— TASK PROMPT —
The lines you return must be all those in the data that hold the string "producten".
:: RECORDS TO PROCESS
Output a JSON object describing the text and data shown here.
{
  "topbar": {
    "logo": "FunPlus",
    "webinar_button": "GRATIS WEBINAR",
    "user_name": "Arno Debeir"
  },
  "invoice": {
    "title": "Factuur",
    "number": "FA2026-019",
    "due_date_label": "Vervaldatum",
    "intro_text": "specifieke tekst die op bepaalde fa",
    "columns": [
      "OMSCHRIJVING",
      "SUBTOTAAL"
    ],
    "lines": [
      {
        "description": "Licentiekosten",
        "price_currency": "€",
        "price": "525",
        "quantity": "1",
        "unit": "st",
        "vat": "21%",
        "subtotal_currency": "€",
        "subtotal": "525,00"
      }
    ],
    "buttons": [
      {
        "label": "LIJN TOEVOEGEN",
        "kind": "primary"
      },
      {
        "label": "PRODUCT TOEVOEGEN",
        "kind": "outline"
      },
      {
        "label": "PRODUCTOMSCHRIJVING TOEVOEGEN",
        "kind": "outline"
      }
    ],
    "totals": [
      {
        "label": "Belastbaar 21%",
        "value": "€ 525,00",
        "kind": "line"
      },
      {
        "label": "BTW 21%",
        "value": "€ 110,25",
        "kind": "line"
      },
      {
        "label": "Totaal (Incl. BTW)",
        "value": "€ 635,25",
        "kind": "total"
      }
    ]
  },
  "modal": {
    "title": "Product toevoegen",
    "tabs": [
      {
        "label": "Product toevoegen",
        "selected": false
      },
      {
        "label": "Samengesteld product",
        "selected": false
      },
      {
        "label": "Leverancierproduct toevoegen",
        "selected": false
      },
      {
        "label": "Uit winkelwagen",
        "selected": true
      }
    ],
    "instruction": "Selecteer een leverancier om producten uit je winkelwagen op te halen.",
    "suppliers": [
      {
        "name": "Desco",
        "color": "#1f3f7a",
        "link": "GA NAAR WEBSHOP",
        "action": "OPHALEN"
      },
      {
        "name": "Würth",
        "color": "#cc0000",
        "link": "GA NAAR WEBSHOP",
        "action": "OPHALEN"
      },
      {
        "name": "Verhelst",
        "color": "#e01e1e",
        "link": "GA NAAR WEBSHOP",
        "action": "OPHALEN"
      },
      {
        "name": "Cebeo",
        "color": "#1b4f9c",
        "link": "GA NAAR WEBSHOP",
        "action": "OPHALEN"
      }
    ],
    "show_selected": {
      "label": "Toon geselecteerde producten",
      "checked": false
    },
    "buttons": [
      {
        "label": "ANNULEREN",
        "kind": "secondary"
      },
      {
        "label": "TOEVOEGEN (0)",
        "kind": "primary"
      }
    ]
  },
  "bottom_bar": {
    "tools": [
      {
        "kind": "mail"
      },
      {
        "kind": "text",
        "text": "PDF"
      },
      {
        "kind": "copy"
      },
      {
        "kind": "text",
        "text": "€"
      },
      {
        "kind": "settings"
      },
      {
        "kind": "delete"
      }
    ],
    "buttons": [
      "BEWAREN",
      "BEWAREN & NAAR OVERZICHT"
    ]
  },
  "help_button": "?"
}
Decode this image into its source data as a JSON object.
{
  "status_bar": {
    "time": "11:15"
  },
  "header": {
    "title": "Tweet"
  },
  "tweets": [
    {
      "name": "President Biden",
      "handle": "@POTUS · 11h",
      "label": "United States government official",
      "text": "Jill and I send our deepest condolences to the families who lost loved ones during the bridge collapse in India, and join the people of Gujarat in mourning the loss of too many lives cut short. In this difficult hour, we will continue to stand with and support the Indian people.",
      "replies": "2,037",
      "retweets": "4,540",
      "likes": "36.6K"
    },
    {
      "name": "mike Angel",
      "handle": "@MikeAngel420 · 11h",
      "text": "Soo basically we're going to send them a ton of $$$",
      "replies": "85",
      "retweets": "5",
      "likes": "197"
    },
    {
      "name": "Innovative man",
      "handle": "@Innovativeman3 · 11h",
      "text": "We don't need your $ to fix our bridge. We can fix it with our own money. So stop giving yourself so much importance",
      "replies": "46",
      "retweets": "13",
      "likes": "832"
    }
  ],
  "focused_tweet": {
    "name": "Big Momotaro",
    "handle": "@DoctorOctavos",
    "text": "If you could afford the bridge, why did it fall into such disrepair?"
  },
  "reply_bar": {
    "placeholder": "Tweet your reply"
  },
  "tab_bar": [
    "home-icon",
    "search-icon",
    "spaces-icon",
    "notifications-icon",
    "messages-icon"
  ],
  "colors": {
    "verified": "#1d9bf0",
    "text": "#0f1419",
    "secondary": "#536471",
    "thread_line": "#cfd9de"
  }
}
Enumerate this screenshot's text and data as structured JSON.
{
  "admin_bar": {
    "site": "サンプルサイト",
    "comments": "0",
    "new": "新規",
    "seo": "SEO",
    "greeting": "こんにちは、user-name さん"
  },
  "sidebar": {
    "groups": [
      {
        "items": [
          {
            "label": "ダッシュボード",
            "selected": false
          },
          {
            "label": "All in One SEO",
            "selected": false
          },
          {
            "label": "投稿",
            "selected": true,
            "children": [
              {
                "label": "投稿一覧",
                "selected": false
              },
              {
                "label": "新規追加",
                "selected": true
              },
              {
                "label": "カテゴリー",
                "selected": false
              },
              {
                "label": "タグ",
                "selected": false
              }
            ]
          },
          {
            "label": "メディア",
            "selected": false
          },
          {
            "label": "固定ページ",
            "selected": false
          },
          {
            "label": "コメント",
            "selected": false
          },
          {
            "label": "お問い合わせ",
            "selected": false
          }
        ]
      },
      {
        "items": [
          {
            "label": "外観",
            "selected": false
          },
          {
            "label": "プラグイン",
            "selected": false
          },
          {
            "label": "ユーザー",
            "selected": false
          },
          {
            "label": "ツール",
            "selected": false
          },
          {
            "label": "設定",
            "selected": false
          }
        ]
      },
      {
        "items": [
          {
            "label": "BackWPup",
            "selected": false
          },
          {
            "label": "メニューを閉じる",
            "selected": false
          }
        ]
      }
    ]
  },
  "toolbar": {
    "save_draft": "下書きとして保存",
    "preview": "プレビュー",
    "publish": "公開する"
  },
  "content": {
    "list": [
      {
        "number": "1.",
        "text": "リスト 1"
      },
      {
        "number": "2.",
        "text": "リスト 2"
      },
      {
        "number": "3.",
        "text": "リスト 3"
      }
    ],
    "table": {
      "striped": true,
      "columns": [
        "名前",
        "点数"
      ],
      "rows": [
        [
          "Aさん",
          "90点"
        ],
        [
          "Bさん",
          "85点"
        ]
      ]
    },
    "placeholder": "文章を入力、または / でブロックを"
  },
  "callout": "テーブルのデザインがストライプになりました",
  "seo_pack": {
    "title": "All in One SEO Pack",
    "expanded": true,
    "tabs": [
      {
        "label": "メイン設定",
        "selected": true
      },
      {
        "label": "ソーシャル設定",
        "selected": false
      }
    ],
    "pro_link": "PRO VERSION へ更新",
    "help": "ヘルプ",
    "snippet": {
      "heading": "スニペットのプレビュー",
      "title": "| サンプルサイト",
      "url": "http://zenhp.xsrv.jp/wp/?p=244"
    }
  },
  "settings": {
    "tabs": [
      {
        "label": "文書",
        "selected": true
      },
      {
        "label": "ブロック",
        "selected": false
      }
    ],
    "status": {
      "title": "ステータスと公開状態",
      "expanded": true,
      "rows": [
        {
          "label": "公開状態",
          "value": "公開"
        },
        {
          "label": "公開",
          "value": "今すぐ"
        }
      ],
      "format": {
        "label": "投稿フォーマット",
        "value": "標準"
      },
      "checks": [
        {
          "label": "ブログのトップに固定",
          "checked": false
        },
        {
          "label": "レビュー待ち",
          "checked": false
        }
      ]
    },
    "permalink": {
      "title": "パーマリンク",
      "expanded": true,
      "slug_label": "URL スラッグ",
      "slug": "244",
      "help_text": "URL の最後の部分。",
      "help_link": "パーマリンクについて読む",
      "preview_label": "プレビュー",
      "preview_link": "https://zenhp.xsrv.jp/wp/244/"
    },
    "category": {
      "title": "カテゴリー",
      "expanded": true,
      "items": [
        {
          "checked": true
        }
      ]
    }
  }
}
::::
— OUTPUT FOR THIS EXERCISE —
    "instruction": "Selecteer een leverancier om producten uit je winkelwagen op te halen.",
      "label": "Toon geselecteerde producten",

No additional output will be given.